SaMD is defined as the software developed for medical platforms that provides and performs services without using hardware devices1. When SaMDs are integrated with AI/ML, they must meet the safety and efficiency requirements to improve patient care quality. The International Medical Device Regulators Forum (IMDRF) along with the FDA proposed a framework for regulating AI-based applications which considers these two major factors:
- SaMD Significance of Information: Identifies the computed use of information: Treat or Diagnose, Drive Clinical Management, and Informing Clinical Management.
- State of Healthcare Condition: Critical, Serious, and Non-serious.2
The proposed framework categorizes SaMD into Levels I (Lowest) to IV (Highest) from a risk perspective. When the SaMD Significance of Information is Treat or Diagnose and the State of HealthCare Condition is Critical, the SaMD is at the highest level of risk. Also, AI algorithms are “adaptive”, meaning they require constant algorithmic changes. The proposed framework provides protocols to execute algorithmic changes, but it states that it is not essential to provide a submission for the following change cases: Performance Changes, Input Changes, and Intended-Use Changes. The clinical evaluation components are stated as follows:
- Valid Clinical Association: Check if there is a valid association between SaMD’s output and target clinical condition.
- Analytical Validation: Check if SaMD processes input data to generate accurate, precise, and reliable output.
- Clinical Validation: Check if computed SaMD outputs achieve the intended purpose in the target population from a clinical care perspective.3
In the end, the algorithmic change protocols are proposed as follows:
- Data Management which includes collective protocols and quality assurance while training and testing new input data.
- Re-training Procedures for reaching objectives and when there are changes in ML methods including architecture and parametric changes.
- Performance Evaluations while generating assessment metrics, statistical analysis plans, and performance targets.
- Update Procedures during software verification and validation.
To summarize, even if the software (with or without AI) itself acts as a medical device, it is indeed necessary that it meets the FDA regulatory requirements for ensuring quality and safety. Do you have SaMDs that need FDA approval? Our regulatory experts at EMMA International can help you become compliant with the regulatory requirements.
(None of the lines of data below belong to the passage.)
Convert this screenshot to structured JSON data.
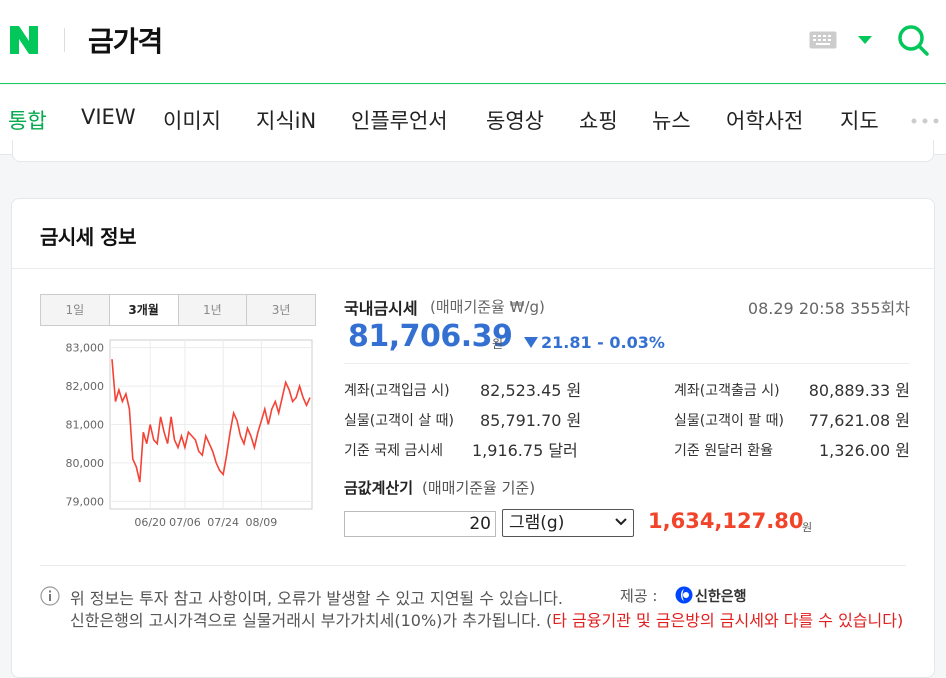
{
  "header": {
    "logo_letter": "N",
    "query": "금가격",
    "icons": [
      "keyboard-icon",
      "dropdown-arrow-icon",
      "search-icon"
    ],
    "brand_color": "#03c75a"
  },
  "tabs": [
    {
      "label": "통합",
      "active": true
    },
    {
      "label": "VIEW"
    },
    {
      "label": "이미지"
    },
    {
      "label": "지식iN"
    },
    {
      "label": "인플루언서"
    },
    {
      "label": "동영상"
    },
    {
      "label": "쇼핑"
    },
    {
      "label": "뉴스"
    },
    {
      "label": "어학사전"
    },
    {
      "label": "지도"
    }
  ],
  "card": {
    "title": "금시세 정보",
    "period_tabs": [
      "1일",
      "3개월",
      "1년",
      "3년"
    ],
    "active_period": "3개월"
  },
  "chart_data": {
    "type": "line",
    "x_ticks": [
      "06/20",
      "07/06",
      "07/24",
      "08/09"
    ],
    "y_ticks": [
      "83,000",
      "82,000",
      "81,000",
      "80,000",
      "79,000"
    ],
    "ylim": [
      78800,
      83200
    ],
    "grid": true,
    "color": "#f44336",
    "values": [
      82700,
      81600,
      81900,
      81600,
      81800,
      81400,
      80100,
      79900,
      79500,
      80800,
      80500,
      81000,
      80600,
      80500,
      81200,
      80800,
      80500,
      81200,
      80600,
      80400,
      80700,
      80400,
      80800,
      80700,
      80600,
      80300,
      80200,
      80700,
      80500,
      80300,
      80000,
      79800,
      79700,
      80200,
      80800,
      81300,
      81100,
      80700,
      80500,
      80900,
      80700,
      80400,
      80800,
      81100,
      81400,
      81000,
      81400,
      81600,
      81300,
      81700,
      82100,
      81900,
      81600,
      81700,
      82000,
      81700,
      81500,
      81700
    ]
  },
  "domestic": {
    "title": "국내금시세",
    "basis": "(매매기준율 ₩/g)",
    "timestamp": "08.29 20:58 355회차",
    "price": "81,706.39",
    "price_unit": "원",
    "change": "21.81 - 0.03%",
    "direction": "down"
  },
  "rows": {
    "left": [
      {
        "label": "계좌(고객입금 시)",
        "value": "82,523.45 원"
      },
      {
        "label": "실물(고객이 살 때)",
        "value": "85,791.70 원"
      },
      {
        "label": "기준 국제 금시세",
        "value": "1,916.75 달러"
      }
    ],
    "right": [
      {
        "label": "계좌(고객출금 시)",
        "value": "80,889.33 원"
      },
      {
        "label": "실물(고객이 팔 때)",
        "value": "77,621.08 원"
      },
      {
        "label": "기준 원달러 환율",
        "value": "1,326.00 원"
      }
    ]
  },
  "calculator": {
    "title": "금값계산기",
    "basis": "(매매기준율 기준)",
    "amount": "20",
    "unit_selected": "그램(g)",
    "result": "1,634,127.80",
    "result_unit": "원"
  },
  "notice": {
    "line1": "위 정보는 투자 참고 사항이며, 오류가 발생할 수 있고 지연될 수 있습니다.",
    "provider_label": "제공 :",
    "provider_name": "신한은행",
    "line2": "신한은행의 고시가격으로 실물거래시 부가가치세(10%)가 추가됩니다. (",
    "line2_red": "타 금융기관 및 금은방의 금시세와 다를 수 있습니다",
    "line2_end": ")"
  }
}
Contact us at 248-987-4497 or firstname.lastname@example.org for additional information.
1FDA (January 2020) Artificial Intelligence and Machine Learning in Software as a Medical Device retrieved on 08/05/2020 from https://www.fda.gov/medical-devices/software-medical-device-samd/artificial-intelligence-and-machine-learning-software-medical-device
2Nick Tippmann (July 2019) Regulating Artificial Intelligence and Machine Learning-based Software as a Medical Device retrieved on 08/05/2020 from https://www.greenlight.guru/blog/regulating-artificial-intelligence-machine-learning-software-as-a-medical-device.
3Michelle Rubin-Onur (May 2019) Regulating Software as a Medical Device in the age of Artificial Intelligence retrieved on 08/05/2020 from https://www.raps.org/news-and-articles/news-articles/2019/5/regulating-software-as-a-medical-device-in-the-age